The whole novel is fully immersed in Latin culture further reinforcing the themes of the present day tensions between the United States government and the people of Mexico. I personally love reading books that involve cultures different than my own, and this was no exception. My only issue was the minimal food references in this book. Like, I understand that Carmen had her hands full trying to overthrow a corrupt government while also dealing with a rift in La Voz and saving the love of her life’s life, but I’m of the opinion that any book is made better when it incorporates scenes featuring food.
That being said, there is a frequent reference to an alcoholic fermented pineapple drink, especially among people outside the border and La Voz. With that in mind and keeping with the Latin culture of the duology, I decided to pair this novel with pineapple empanadas.
Pineapple Empanadas Recipe
A few notes on this recipe: I would not use more than one tablespoon of filing for each empanada or you’ll run the risk of overstuffing. Also, in my experience, this recipe yields more dough than needed, so don’t be afraid to vary your dough circles sizes to find out what works best through trial and error. Finally, be prepared for your kitchen to smell absolutely AMAZING when making the filling!
Making the empanadas themselves can be very time consuming, but also pretty fun! Also, don’t forget the egg wash + cinnamon sugar step right before you pop them in the oven.
The finished product! This recipe yields quite a few empanadas, so get ready to share with your friends and family. 🙂
- 1½ cups water
- 1 piece star of anise *I omitted this.
- 1 1-2 inch cinnamon stick
- 3½ cups all purpose flour
- ½ cup white sugar
- 1½ tsps baking powder
- ½ tsp salt
- 1 cup shortening
- 1 fresh pineapple
- 1 cup sugar
- ¼ tsp ground cinnamon
- ½ tsp vanilla extract
- 2 tbsp cornstarch

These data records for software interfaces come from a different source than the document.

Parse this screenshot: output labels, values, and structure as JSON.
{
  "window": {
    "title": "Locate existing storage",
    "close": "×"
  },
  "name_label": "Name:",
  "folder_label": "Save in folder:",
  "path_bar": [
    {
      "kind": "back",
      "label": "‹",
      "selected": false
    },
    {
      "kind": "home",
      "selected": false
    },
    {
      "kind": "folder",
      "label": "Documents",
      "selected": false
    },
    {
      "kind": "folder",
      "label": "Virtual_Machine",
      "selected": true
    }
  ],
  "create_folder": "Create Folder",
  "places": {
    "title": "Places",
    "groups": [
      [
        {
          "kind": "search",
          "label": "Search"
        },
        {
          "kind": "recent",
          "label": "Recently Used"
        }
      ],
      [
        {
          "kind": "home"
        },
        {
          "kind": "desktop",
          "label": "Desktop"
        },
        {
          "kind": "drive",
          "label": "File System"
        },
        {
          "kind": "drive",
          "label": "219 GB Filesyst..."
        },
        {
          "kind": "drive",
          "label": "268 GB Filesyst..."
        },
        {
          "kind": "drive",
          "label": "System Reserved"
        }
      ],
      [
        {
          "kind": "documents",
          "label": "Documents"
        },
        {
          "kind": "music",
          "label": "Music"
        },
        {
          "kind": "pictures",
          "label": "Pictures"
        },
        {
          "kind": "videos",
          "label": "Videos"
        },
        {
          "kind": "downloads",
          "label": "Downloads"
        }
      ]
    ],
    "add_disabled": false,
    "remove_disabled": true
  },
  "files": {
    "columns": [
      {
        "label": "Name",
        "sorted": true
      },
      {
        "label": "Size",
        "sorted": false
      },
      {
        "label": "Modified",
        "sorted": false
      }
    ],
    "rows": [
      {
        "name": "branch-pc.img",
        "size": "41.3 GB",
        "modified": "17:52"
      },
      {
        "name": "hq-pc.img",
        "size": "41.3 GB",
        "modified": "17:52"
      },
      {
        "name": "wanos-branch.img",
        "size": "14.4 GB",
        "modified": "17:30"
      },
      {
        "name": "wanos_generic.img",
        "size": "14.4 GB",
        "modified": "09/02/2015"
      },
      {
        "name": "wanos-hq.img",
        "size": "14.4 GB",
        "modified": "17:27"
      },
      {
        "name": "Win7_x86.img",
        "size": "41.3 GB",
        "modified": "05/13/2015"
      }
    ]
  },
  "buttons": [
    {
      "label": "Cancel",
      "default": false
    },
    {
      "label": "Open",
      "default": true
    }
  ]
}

- 2 tbsp cold water
- 1 egg
- 1 tbsp water
- ½ cup sugar
- ½ tsp ground cinnamon
- Add anise and cinnamon stick to a small pot with the water and bring to a boil.
- After boiling for about three minutes, remove from the heat and set aside to cool.

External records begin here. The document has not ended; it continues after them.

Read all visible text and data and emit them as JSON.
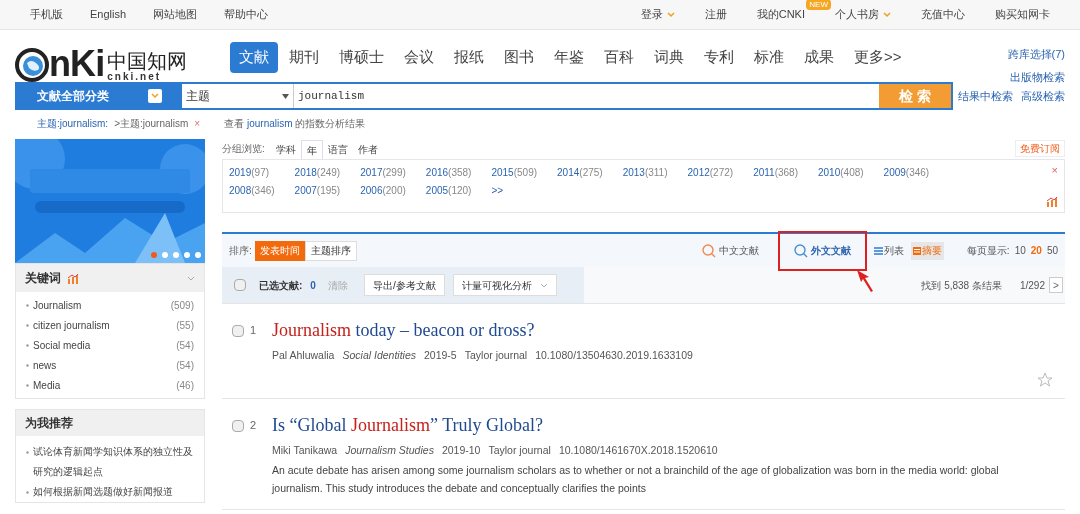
{
  "top_bar": {
    "left": [
      "手机版",
      "English",
      "网站地图",
      "帮助中心"
    ],
    "right": [
      {
        "label": "登录",
        "dropdown": true
      },
      {
        "label": "注册",
        "dropdown": false
      },
      {
        "label": "我的CNKI",
        "dropdown": false,
        "badge": "NEW"
      },
      {
        "label": "个人书房",
        "dropdown": true
      },
      {
        "label": "充值中心",
        "dropdown": false
      },
      {
        "label": "购买知网卡",
        "dropdown": false
      }
    ]
  },
  "logo": {
    "mark": "nKi",
    "name": "中国知网",
    "domain": "cnki.net"
  },
  "nav_tabs": [
    {
      "label": "文献",
      "selected": true
    },
    {
      "label": "期刊",
      "selected": false
    },
    {
      "label": "博硕士",
      "selected": false
    },
    {
      "label": "会议",
      "selected": false
    },
    {
      "label": "报纸",
      "selected": false
    },
    {
      "label": "图书",
      "selected": false
    },
    {
      "label": "年鉴",
      "selected": false
    },
    {
      "label": "百科",
      "selected": false
    },
    {
      "label": "词典",
      "selected": false
    },
    {
      "label": "专利",
      "selected": false
    },
    {
      "label": "标准",
      "selected": false
    },
    {
      "label": "成果",
      "selected": false
    },
    {
      "label": "更多>>",
      "selected": false
    }
  ],
  "search": {
    "category": "文献全部分类",
    "field": "主题",
    "value": "journalism",
    "button": "检 索"
  },
  "side_links": [
    "跨库选择(7)",
    "出版物检索",
    "结果中检索",
    "高级检索"
  ],
  "breadcrumb": {
    "items": [
      "主题:journalism:",
      ">主题:journalism"
    ],
    "close": "×",
    "analysis_prefix": "查看",
    "analysis_term": "journalism",
    "analysis_suffix": "的指数分析结果"
  },
  "banner": {
    "kind": "picture"
  },
  "keywords": {
    "title": "关键词",
    "items": [
      {
        "label": "Journalism",
        "count": "(509)"
      },
      {
        "label": "citizen journalism",
        "count": "(55)"
      },
      {
        "label": "Social media",
        "count": "(54)"
      },
      {
        "label": "news",
        "count": "(54)"
      },
      {
        "label": "Media",
        "count": "(46)"
      }
    ]
  },
  "recommend": {
    "title": "为我推荐",
    "items": [
      "试论体育新闻学知识体系的独立性及研究的逻辑起点",
      "如何根据新闻选题做好新闻报道"
    ]
  },
  "grouping": {
    "label": "分组浏览:",
    "tabs": [
      {
        "label": "学科",
        "selected": false
      },
      {
        "label": "年",
        "selected": true
      },
      {
        "label": "语言",
        "selected": false
      },
      {
        "label": "作者",
        "selected": false
      }
    ],
    "subscribe": "免费订阅",
    "close": "×",
    "years": [
      {
        "year": "2019",
        "count": "(97)"
      },
      {
        "year": "2018",
        "count": "(249)"
      },
      {
        "year": "2017",
        "count": "(299)"
      },
      {
        "year": "2016",
        "count": "(358)"
      },
      {
        "year": "2015",
        "count": "(509)"
      },
      {
        "year": "2014",
        "count": "(275)"
      },
      {
        "year": "2013",
        "count": "(311)"
      },
      {
        "year": "2012",
        "count": "(272)"
      },
      {
        "year": "2011",
        "count": "(368)"
      },
      {
        "year": "2010",
        "count": "(408)"
      },
      {
        "year": "2009",
        "count": "(346)"
      },
      {
        "year": "2008",
        "count": "(346)"
      },
      {
        "year": "2007",
        "count": "(195)"
      },
      {
        "year": "2006",
        "count": "(200)"
      },
      {
        "year": "2005",
        "count": "(120)"
      }
    ],
    "more": ">>"
  },
  "sort": {
    "label": "排序:",
    "options": [
      {
        "label": "发表时间",
        "selected": true
      },
      {
        "label": "主题排序",
        "selected": false
      }
    ],
    "languages": [
      {
        "label": "中文文献",
        "selected": false
      },
      {
        "label": "外文文献",
        "selected": true
      }
    ],
    "views": [
      {
        "label": "列表",
        "selected": false
      },
      {
        "label": "摘要",
        "selected": true
      }
    ],
    "per_page_label": "每页显示:",
    "per_page": [
      {
        "label": "10",
        "selected": false
      },
      {
        "label": "20",
        "selected": true
      },
      {
        "label": "50",
        "selected": false
      }
    ]
  },
  "selection": {
    "checked": false,
    "label": "已选文献:",
    "count": "0",
    "clear": "清除",
    "export": "导出/参考文献",
    "visualize": "计量可视化分析",
    "found": "找到 5,838 条结果",
    "page": "1/292",
    "next": ">"
  },
  "results": [
    {
      "number": "1",
      "checked": false,
      "starred": false,
      "title": [
        {
          "text": "Journalism",
          "highlight": true
        },
        {
          "text": " today – beacon or dross?",
          "highlight": false
        }
      ],
      "author": "Pal Ahluwalia",
      "journal": "Social Identities",
      "date": "2019-5",
      "publisher": "Taylor journal",
      "doi": "10.1080/13504630.2019.1633109"
    },
    {
      "number": "2",
      "checked": false,
      "title": [
        {
          "text": "Is “Global ",
          "highlight": false
        },
        {
          "text": "Journalism",
          "highlight": true
        },
        {
          "text": "” Truly Global?",
          "highlight": false
        }
      ],
      "author": "Miki Tanikawa",
      "journal": "Journalism Studies",
      "date": "2019-10",
      "publisher": "Taylor journal",
      "doi": "10.1080/1461670X.2018.1520610",
      "abstract": "An acute debate has arisen among some journalism scholars as to whether or not a brainchild of the age of globalization was born in the media world: global journalism. This study introduces the debate and conceptually clarifies the points"
    }
  ]
}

- Mix all dry ingredients together in a large bowl.
- Heat shortening in the microwave until just starting to melt (15 seconds at a time). Mix in shortening with the dry ingredients and fully combine.
- Strain the cinnamon and anise from the pot of water. Mix ½ cup of the spice water into the dry ingredients.
- Continue mixing until a lumpy dough forms. Add a bit more water until the dough is firm and slightly sticky.
- Cover the dough loosely and let sit for 30 minutes.
- Chop a fresh pineapple into small pieces.
- Add pineapple, sugar, cinnamon, and vanilla to a sock pot and bring to the boil while stirring occasionally.
- Once boiling, reduce to a simmer and continue to cook while occasionally stirring for 15 minutes. If needed, break up larger pieces of pineapple.
- Combine water and cornstarch in a small cup. Add to the pineapple mixture.
- Continue to cook until the filling starts to take shape and thicken.
- Remove from heat and allow to cool.
- Preheat oven to 350°
- Prepare your dough working station by generously sprinkling with flour.
- Form the dough into 24-28 golf ball-sized balls.
- Flatten the balls into circles roughly four inches in diameter using a rolling pin or your lower palm.
- Add 1-1½ tablespoons of the filling to the center of each circle.
- Fold over the edges of the bowl and seal the edges with your fingertips or a fork.
- Place the empanadas on a lined baking sheet and brush egg wash onto each one.
- Sprinkle about half of the cinnamon sugar topping over the empanadas.
- Bake until golden brown, typically about 20 minutes.
- While still warm, sprinkle the rest of the cinnamon sugar mixture onto the empanadas and enjoy!